Wednesday, July 31, 2013

Intervention

I am very close to someone who struggles with extreme depression. I'll call her Molly. Over the past few days, this depression attack has been horrific. Like not getting out of bed I want to die kind of depression. After several days of this, Molly got out of bed, went outside in the heat and (predictably) feinted. I was part of an intervention that forced her into seeking psychiatric help. Who knows if Molly will follow through. It's up to her now. Depression is treatable but it takes time and commitment. It means individual and group therapy, medication, doctor's appointments, and work on her part. It means her family probably will also need therapy on how best to help her. But at least we have all done our moral duty-- we called her attention to it, got her medical help, and will be there to support her in any way we can.

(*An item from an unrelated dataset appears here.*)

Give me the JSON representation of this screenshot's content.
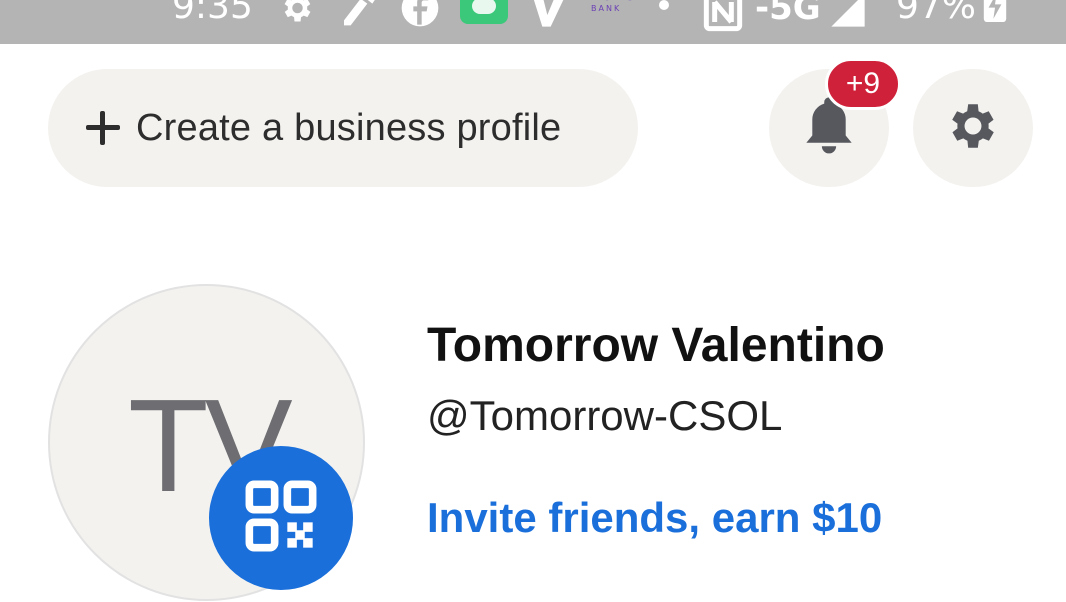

Molly says that there really is no reason to live because life is tough. She listed several areas in her life that she wishes were different. But, really, everything could be "perfect" and she'd still struggle with depression. It's like alcoholism or drug addiction or over eating or you name it-- triggers are just excuses for the behavior. Period. The blame and the responsibility for the behavior and decisions are completely with the individual.

My friend Tom has a son who was a drug addict. By the time his addiction spiraled out of control he was 18 years old. He couldn't be just enrolled in a rehab facility against his will. So Tom and his ex wife staged an intervention. They hired an intervention specialist, the grandparents traveled for it, the siblings, and a few close friends were all in attendance and when the son arrived, he was told that he had two choices: go to rehab right then and now or walk out with nothing and do it alone-- no car, no money, no cell phone, no clothes. He went to rehab and he's doing much better.

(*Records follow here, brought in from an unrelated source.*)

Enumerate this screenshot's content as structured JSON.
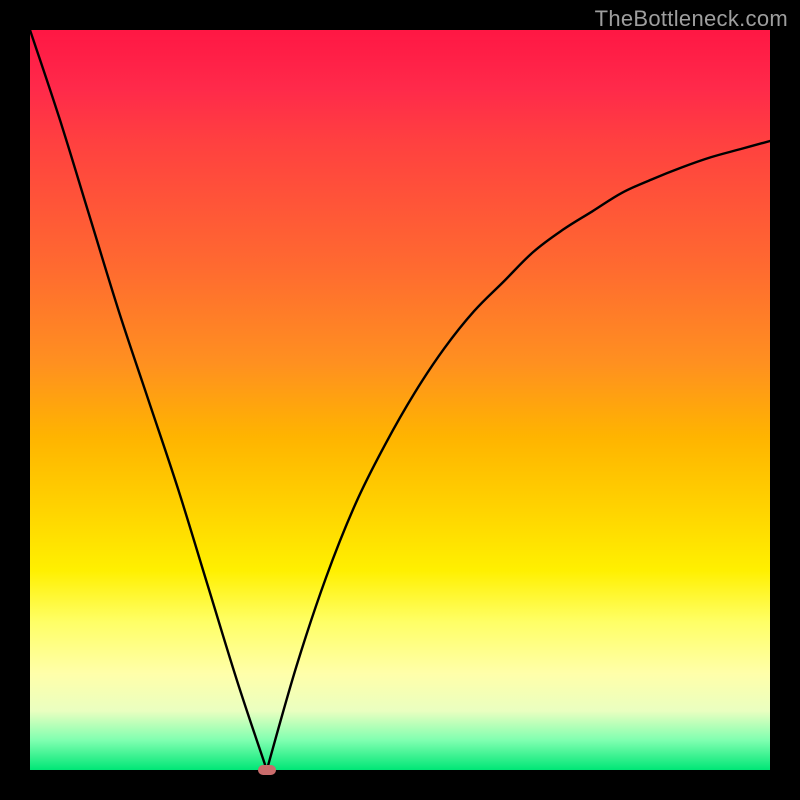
{
  "watermark": "TheBottleneck.com",
  "colors": {
    "page_bg": "#000000",
    "curve": "#000000",
    "marker": "#c96b6b",
    "watermark": "#9e9e9e"
  },
  "chart_data": {
    "type": "line",
    "title": "",
    "xlabel": "",
    "ylabel": "",
    "xlim": [
      0,
      100
    ],
    "ylim": [
      0,
      100
    ],
    "grid": false,
    "legend": false,
    "min_point": {
      "x": 32,
      "y": 0
    },
    "background_gradient": {
      "direction": "vertical",
      "stops": [
        {
          "pos": 0,
          "meaning": "worst",
          "hex": "#ff1744"
        },
        {
          "pos": 50,
          "meaning": "mid",
          "hex": "#ffb400"
        },
        {
          "pos": 80,
          "meaning": "ok",
          "hex": "#ffff88"
        },
        {
          "pos": 100,
          "meaning": "best",
          "hex": "#00e676"
        }
      ]
    },
    "series": [
      {
        "name": "left-branch",
        "x": [
          0,
          4,
          8,
          12,
          16,
          20,
          24,
          28,
          32
        ],
        "y": [
          100,
          88,
          75,
          62,
          50,
          38,
          25,
          12,
          0
        ]
      },
      {
        "name": "right-branch",
        "x": [
          32,
          36,
          40,
          44,
          48,
          52,
          56,
          60,
          64,
          68,
          72,
          76,
          80,
          84,
          88,
          92,
          96,
          100
        ],
        "y": [
          0,
          14,
          26,
          36,
          44,
          51,
          57,
          62,
          66,
          70,
          73,
          75.5,
          78,
          79.8,
          81.4,
          82.8,
          83.9,
          85
        ]
      }
    ]
  }
}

My friend, William, has a daughter who was also a drug addict. She wasn't 18, though, so he and his wife put her in a lockup facility for teen drug addicts.

I can honestly say that if Morgan or Siena decide to do drugs and they're under 18, I'm putting them in a lockup facility. If they're over 18, I'll stage an intervention and they'll go away for help. Or, if they're still living with me and they refuse, they can pack up and move out. I will take that kind of behavior seriously and deal with it immediately and decisively because that is my moral obligation as a parent. Nothing else is more important. It doesn't mean that will be a cure and that everything will be perfect, but it will mean that I've done everything I can.

William asked me the other day if many people knew of the abuse and horror I was living with in my marriage. Yes, but only a few. The neighbors knew to some extent because they could hear the horrific screaming. My parents, Julie and Emmy knew. I told Aida about Bob's alcoholism and that I was on the verge of leaving. And Bob's family knew-- his daughters, his mom, his brother and sister in law. I don't know what his sister, Kathy, knew. I spoke with his mother several times and begged her to do an intervention. I told her that her son was sick, that he needed help. She would schedule meetings with Father Joe, though to my knowledge Bob never showed up for any of those meetings.

Which leaves me with the question: Is it a family's moral obligation to take a proactive role in helping the addict to the extent of an intervention? Is it a family's moral obligation to warn newcomers that the individual has an addiction or major mental illness? Tom's son has a girlfriend and she knows that her boyfriend is a recovering addict. If she didn't know, Tom said he would have pulled her aside and told her because that is critically important information for her to have. Instead of entering into a relationship without that knowledge and later down the line, hurting so many others if the relationship doesn't work out because of her partner's addiction, he would rather tell her himself. As it turns out, Tom's son told his girlfriend himself because, addiction aside, he's an honest kid. As for me, I entered into a relationship with my ex husband based on lies and deception. Was his family complicit in their silence? That is a good question.